Jem, Scout, and Dill live in Maycomb, Alabama around the 1930’s, having to struggle through slavery and the poor family’s trying to scrape by. In To Kill A Mockingbird, Jem, Scout, and Dill have some great courage throughout the novel as they have loyalty in their relationships as seen in character, conflict, and symbolism.
The main characters in the story show relationships throughout the novel. There is a tight relationship between Jem, Scout, and Dill; they show courage and great friendship through their good times and their bad times. (“With him, life was routine; without him, life was unbearable” (98). When Atticus said that he was explaining to the children that people in your life effect you greatly even if it starts to seem routine. The children go to the Finch house every day and then go to the courthouse to see Atticus. Jem, Dill and Scout are close friends because they are brother and sister, but Jem has an exceptional good relationship with Dill. Scout, the narrator in this book, is nosey and always wants to know what is happening. “As you grow older, you’ll see white men cheat black men every day of your life, but let me tell you something and don’t you forget it-whenever a white man does that to a black man, no matter who he is, how rich he is, or how fine a family he comes from, he is trash” (183). Atticus teaching the children made them even closer because he has taught all of them to be “alike in gentility” but he wants them to be different from all of the normal white people.
The children are getting better relationship together not just through hard times but the good ones also.
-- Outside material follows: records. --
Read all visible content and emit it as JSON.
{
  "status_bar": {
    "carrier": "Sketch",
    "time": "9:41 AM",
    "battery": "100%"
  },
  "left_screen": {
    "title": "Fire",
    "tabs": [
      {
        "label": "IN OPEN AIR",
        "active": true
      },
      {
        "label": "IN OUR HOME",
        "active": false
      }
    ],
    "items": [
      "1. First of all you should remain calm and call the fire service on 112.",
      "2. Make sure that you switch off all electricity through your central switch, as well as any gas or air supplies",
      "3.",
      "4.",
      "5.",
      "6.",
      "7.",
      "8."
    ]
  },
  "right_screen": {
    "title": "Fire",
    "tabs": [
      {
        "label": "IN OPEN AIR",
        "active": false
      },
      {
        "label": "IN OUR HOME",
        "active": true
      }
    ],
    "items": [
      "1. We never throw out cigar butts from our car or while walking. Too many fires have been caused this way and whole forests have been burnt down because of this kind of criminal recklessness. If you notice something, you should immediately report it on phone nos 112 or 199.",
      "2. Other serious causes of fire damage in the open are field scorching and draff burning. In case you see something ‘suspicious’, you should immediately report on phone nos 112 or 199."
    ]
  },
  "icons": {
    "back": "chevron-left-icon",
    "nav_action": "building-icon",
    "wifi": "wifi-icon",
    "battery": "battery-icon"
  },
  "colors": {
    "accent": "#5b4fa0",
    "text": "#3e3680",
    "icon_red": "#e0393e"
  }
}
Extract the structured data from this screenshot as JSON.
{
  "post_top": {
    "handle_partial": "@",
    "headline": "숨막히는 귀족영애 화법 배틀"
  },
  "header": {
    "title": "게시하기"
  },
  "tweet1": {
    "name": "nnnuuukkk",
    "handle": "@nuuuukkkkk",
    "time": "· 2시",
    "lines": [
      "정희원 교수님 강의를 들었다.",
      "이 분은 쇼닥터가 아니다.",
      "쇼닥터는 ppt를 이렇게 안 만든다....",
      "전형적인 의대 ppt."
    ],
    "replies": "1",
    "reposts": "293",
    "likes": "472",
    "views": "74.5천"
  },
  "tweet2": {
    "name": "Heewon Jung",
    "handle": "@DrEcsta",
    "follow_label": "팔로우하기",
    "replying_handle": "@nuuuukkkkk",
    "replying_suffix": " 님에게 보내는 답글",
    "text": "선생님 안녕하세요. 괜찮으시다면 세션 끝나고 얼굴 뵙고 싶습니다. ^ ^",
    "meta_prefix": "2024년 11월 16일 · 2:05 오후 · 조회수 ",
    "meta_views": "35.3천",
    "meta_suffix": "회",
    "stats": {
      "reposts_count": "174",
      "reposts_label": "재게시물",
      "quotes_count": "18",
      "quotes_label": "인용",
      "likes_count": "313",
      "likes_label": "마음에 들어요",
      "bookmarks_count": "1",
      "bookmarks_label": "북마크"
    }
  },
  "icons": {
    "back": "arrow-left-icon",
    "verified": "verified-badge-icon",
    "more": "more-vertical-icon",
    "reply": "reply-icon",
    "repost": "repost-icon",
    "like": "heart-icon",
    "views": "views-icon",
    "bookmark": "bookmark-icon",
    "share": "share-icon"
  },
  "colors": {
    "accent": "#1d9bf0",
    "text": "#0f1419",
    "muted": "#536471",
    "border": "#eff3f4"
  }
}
The children are using a hole in the tree to communicate, which is also starting to cause some conflict between the children and Nathan Radley. Jem, Scout, and Dill put notes in the tree hole which is going to Boo Radley. “But don’t make a production of it. Children are Children, but they can spot an evasion quicker than adults and evasion simply muddles ‘em” (75). Nathan concretes the hole because he didn’t want the children communicating any longer. Even though they were mad about the hole getting concreted they didn’t make a big deal of it. Atticus told them not to be messing with that boy so they knew it was alright because he has taught them many life lessons and has been correct about them, “It was times like these when I thought – was the bravest man who ever lived” (86). Atticus was a huge mentor in their life and they have seen him defending the hopeless and not giving up just because they are black against an all-white jury.
Atticus is teaching Jem, Scout and Dill to have a northern attitude rather than the other southern people. “Be any color of the rainbow, but people have a way of carrying their resentments right into a jury box” (183). Atticus is teaching this because he has to defend the black people and doesn’t think it is fair their bias judgment because of their race. He goes to work every day knowing that his job isn’t to believe the defendants story it’s to defend their story, it’s that he wants justice to be ruled fairly in the